Like a rediscovered piece of music, the short story that led to this graphic novel has an interesting history: My late friend David Thompson published it in Busted Flush Press's 2009 reprint of Crossroad Blues—Ace Atkins' 1998 first novel featuring blues historian and former New Orleans Saint Nick Travers—and it garnered 2010 Best Short Story Edgar®, Macavity, and Anthony nominations. However, Atkins wrote the story in 1996, so it can also be seen as introducing Travers.

At Christimastime, Nick gets to the truth behind the apparent suicide of a sax player friend. Marco Finnegan's artwork is large and striking and reminds me of Darwyn Cooke's graphic adaptations of Richard Stark's Parker novels. In the book's introduction, Atkins recalls meeting Finnegan via sketches Marco shared on Twitter. I was following Ace at the time, so part of the fun of this book is having looked on as it came together.

I was not aware of the story's publication history before I read the introduction, but I'd been friends with David since 2006. Along with bringing Nick Travers back to life, this graphic novel reminded me how much David championed material he believed in.

Sure to win fans for Atkins, Finnegan, and 12-Gauge Comics.

Wednesday, October 05, 2016

The Big Day

© by Gerald So | G_SO at YAHOO dot COM | 4:00 A.M.

Now a couple years past forty, I'd like to have done more, but it's okay I haven't. My birthday never fails to remind me to appreciate life. Being here, doing stuff I like doing, means more in the moment than how much stuff I get done. At least that's what I'm telling myself this year.

Monday, October 03, 2016

Marvel's Luke Cage on Netflix

© by Gerald So | G_SO at YAHOO dot COM | 6:00 A.M.

Mike Colter reprises his Jessica Jones role of tough-skinned Luke Cage for Cage's own 13-episode series leading up to next years Defenders event. Written and produced by Cheo Hodari Coker (Southland, NCIS: Los Angeles. Almost Human, Ray Donovan), the show has instant street cred, distinguishing itself from the more fantastic Daredevil and Jessica Jones. Looking to keep his strength mostly secret, Cage works at beloved Pop's barbershop and fills in for a friend tending bar at Harlem's Paradise nightclub.

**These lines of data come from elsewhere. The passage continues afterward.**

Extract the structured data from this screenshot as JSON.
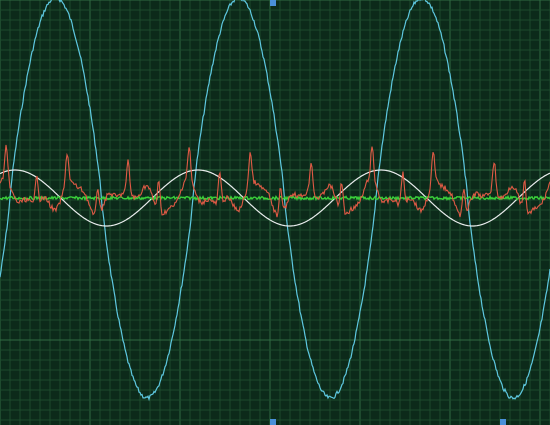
{
  "colors": {
    "background": "#0c2a1a",
    "grid_minor": "#1d4a2c",
    "grid_major": "#2f6b42",
    "trace_cyan": "#5ec8e0",
    "trace_red": "#e05a45",
    "trace_white": "#e8ecec",
    "trace_green": "#3ad13a",
    "marker": "#4a90d9"
  },
  "chart_data": {
    "type": "line",
    "x_range": [
      0,
      550
    ],
    "y_range": [
      -1.0,
      1.0
    ],
    "grid": true,
    "series": [
      {
        "color": "#5ec8e0",
        "shape": "sine, slightly flattened peaks with noise",
        "cycles": 2.9,
        "amplitude": 0.93,
        "offset": 0.0
      },
      {
        "color": "#e8ecec",
        "shape": "sine",
        "cycles": 3.0,
        "amplitude": 0.13,
        "offset": 0.0
      },
      {
        "color": "#e05a45",
        "shape": "harmonic ripple",
        "cycles": 9.0,
        "amplitude": 0.12,
        "offset": 0.0
      },
      {
        "color": "#3ad13a",
        "shape": "flat with noise",
        "cycles": 0,
        "amplitude": 0.01,
        "offset": 0.02
      }
    ]
  }
}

Club owner crime boss Cornell "Cottonmouth" Stokes (Mahershala Ali) isn't pitted against Cage to begin with, thanks to their mutual respect for Pop. The balance is tipped when two of Cottonmouth's employees try to rob him. One of them, Chico, seeks refuge at Pop's, but the man Cottonmouth sends to kill him goes overboard, shooting up the entire shop. Luke is able to shield Chico, but Pop is killed.

Like Jessica Jones and Daredevil Season 2, Luke Cage runs into pacing problems. Episode 4 unnecessarily goes into the backstory of how Luke got his powers in prison, and yet Luke's showdown with Cottonmouth results in Cottonmouth being arrested by Episode 6, at which point I double-checked that there were thirteen episodes in all.

In the second half, Luke's old nemesis, Willis Stryker (Erik LaRay Harvey), reemerges with armor-piercing bullets, one of Justin Hammer's knockoff Iron Man suits, and a penchant for melodramatically quoting the Bible to justify himself. By the end, new masterminds rise to power, and Cage decides it's time to answer for his criminal record. Sorry to spoil that, but I think it's a flaw in most of today's gritter takes on superheroes. The point of superhero stories is that good still overcomes evil and wins. Dress your story in so much grit that you fail to make that point, and your story fails. In a world as naturally gritty as Cage's, it's even more important to show that good wins. I didn't want to wait for next season or The Defenders to see it.